Kirk helping to lead economic development in eastern KY

Published 1:00 pm Tuesday, March 24, 2020

Eastern Kentucky has always been home for Colby Kirk. He grew up in Martin County, graduated from UK, traveled abroad and returned to the Bluegrass to help businesses and entrepreneurs succeed in Appalachian Kentucky.

“I never wanted to leave eastern Kentucky,” he said. “This region is my home. Even when I was away in college, I was looking for opportunities to return.”

Kirk, executive director of a nonprofit economic development organization, One Harlan County and president of the Harlan County Chamber of Commerce, is working to create a better way of life for residents in his community and throughout the region.

“My current goal is to be a leader in the economic diversification of eastern Kentucky,” Kirk said. “I have always been fascinated by economic development and I am equally passionate about Appalachia.”

The Center for Rural Development’s Rogers Scholars program instills in young people a commitment to serve their communities and southern and eastern Kentucky.

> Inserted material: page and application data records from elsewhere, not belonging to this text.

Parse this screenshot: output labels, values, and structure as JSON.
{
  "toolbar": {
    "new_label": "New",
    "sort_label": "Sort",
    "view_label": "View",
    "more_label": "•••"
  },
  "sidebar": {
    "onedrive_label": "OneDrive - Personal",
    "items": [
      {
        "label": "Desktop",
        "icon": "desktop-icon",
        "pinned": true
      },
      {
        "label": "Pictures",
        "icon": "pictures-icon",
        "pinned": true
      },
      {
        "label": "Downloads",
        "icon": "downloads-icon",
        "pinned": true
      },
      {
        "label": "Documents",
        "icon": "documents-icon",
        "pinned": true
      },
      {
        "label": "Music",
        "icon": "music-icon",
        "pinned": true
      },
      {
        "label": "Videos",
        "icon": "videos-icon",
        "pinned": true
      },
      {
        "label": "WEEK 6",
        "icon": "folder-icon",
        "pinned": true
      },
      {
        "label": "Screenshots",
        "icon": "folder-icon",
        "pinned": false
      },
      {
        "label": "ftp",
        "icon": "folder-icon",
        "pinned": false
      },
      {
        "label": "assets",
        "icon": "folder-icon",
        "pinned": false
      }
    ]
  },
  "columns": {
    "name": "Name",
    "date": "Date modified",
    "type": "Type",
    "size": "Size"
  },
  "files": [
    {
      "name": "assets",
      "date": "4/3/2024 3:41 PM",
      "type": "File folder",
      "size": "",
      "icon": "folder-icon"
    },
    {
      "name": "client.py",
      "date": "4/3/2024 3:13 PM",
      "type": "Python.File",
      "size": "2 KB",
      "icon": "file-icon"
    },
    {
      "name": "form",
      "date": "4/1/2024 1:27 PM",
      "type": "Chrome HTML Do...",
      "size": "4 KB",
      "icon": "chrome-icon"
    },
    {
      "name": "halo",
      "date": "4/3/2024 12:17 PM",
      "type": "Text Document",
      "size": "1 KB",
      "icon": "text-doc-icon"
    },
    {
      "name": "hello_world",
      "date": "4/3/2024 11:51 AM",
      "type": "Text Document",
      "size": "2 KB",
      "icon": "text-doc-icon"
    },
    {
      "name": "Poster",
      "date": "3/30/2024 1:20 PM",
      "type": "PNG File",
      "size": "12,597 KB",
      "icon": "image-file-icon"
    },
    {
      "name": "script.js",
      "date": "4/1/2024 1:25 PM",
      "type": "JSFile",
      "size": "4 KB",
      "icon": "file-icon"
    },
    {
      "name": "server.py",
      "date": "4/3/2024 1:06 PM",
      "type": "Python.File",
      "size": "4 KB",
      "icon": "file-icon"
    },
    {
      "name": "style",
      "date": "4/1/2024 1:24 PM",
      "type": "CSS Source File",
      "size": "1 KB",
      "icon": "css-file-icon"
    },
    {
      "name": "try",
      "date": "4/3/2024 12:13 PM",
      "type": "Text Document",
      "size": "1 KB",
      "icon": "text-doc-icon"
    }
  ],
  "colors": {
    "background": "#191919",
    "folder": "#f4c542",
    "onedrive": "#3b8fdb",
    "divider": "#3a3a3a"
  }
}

Kirk attended Rogers Scholars in 2009 as a high school student from Martin County. He fondly remembers his first day at camp.

“Rogers Scholars was intimidating to me at first,” Kirk recalled. “I had never spent time away from home. Having the opportunity to learn and grow as a leader with other students my age from around the region proved to be invaluable. It made me excited to go to college and continue my leadership journey and I gained confidence in myself and my abilities by completing something that seemed difficult at the time.”

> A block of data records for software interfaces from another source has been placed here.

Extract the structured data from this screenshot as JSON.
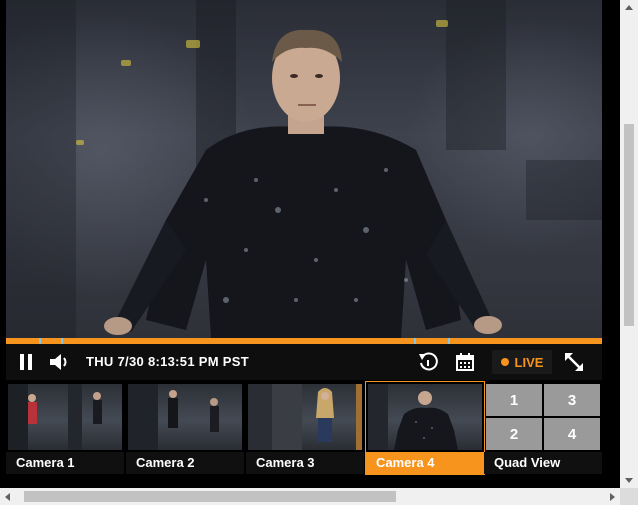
{
  "player": {
    "timestamp": "THU 7/30 8:13:51 PM PST",
    "live_label": "LIVE",
    "accent_color": "#f7941d",
    "progress_fraction": 1.0,
    "icons": [
      "pause-icon",
      "volume-icon",
      "replay-icon",
      "calendar-icon",
      "live-dot-icon",
      "fullscreen-icon"
    ]
  },
  "cameras": [
    {
      "label": "Camera 1",
      "active": false
    },
    {
      "label": "Camera 2",
      "active": false
    },
    {
      "label": "Camera 3",
      "active": false
    },
    {
      "label": "Camera 4",
      "active": true
    }
  ],
  "quad": {
    "label": "Quad View",
    "cells": [
      "1",
      "3",
      "2",
      "4"
    ]
  }
}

Kirk graduated from the University of Kentucky Gatton College of Business and Economics with a degree in finance. He completed an international business minor during a semester abroad at Korea University Business School in Seoul, South Korea. After graduating college, Kirk spent two years as a Teach for America Corps member, teaching high school mathematics in his hometown of Inez.

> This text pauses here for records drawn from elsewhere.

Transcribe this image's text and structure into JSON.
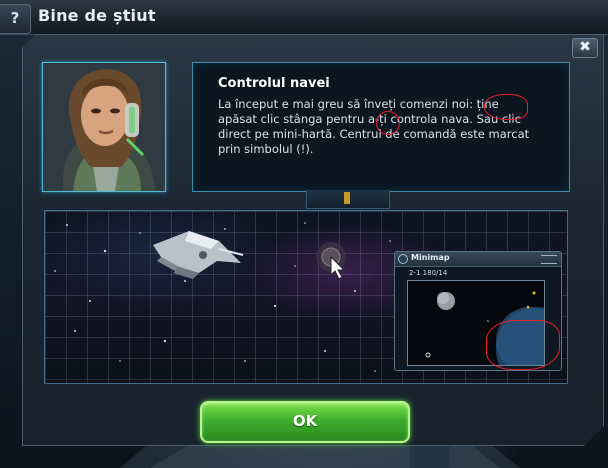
{
  "window": {
    "title": "Bine de știut",
    "help_label": "?",
    "close_label": "✖"
  },
  "info": {
    "title": "Controlul navei",
    "text": "La început e mai greu să înveți comenzi noi: ține apăsat clic stânga pentru a-ți controla nava. Sau clic direct pe mini-hartă. Centrul de comandă este marcat prin simbolul (!)."
  },
  "minimap": {
    "title": "Minimap",
    "coords": "2-1 180/14"
  },
  "buttons": {
    "ok_label": "OK"
  },
  "colors": {
    "accent_cyan": "#3e8bae",
    "ok_green": "#3fae2c",
    "annotation_red": "#e8202a"
  },
  "icons": {
    "help": "question-mark-icon",
    "close": "close-icon",
    "cursor": "mouse-cursor-icon",
    "minimap": "minimap-icon"
  }
}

He encourages high school students to plan for the future and think outside the box.

“Push yourself to do the things that make you uncomfortable, because you learn and grow more when you are uncomfortable. And don’t settle,” Kirk said. “Students from eastern Kentucky are just as capable as students from any part of the United States. Don’t tell yourself you can’t do something or go to a certain school because you are from this region.”

Kirk is following his dreams and doing what he loves in the field of economic development. During the last two years, efforts have been made to revitalize the downtown area, create new jobs and complete development on the first state-certified build-ready site in southeastern Kentucky.

“Our region and its people deserve a bright economic future with new industries and good paying jobs,” he said. “I hope to grow in my leadership in this region and continue to serve the people and place that I love.”

Rogers Scholars is a one-week intensive summer program that provides valuable leadership skills and exclusive college scholarship opportunities for high school students in southern and eastern Kentucky to help seize their potential as the region’s next generation of leaders and entrepreneurs.

The program is provided free of charge to students and supported solely through financial contributions and donations.

To make a tax-deductible donation to the Rogers Scholars program, visit, contact Allison Cross at or call 606-677-6019.

Established in 1996 through the vision of U.S. Congressman Harold “Hal” Rogers, (KY-05), and other leaders, The Center for Rural Development is a nonprofit organization fueled by a mission to provide leadership that stimulates innovative and sustainable economic development solutions and a better way of life in Southern and Eastern Kentucky. In its 45-county primary service region, The Center provides innovative programs in leadership, public safety, technology, and arts and culture. The Center is committed to constantly expanding its capabilities in order to deliver a range of key services throughout Kentucky and the nation.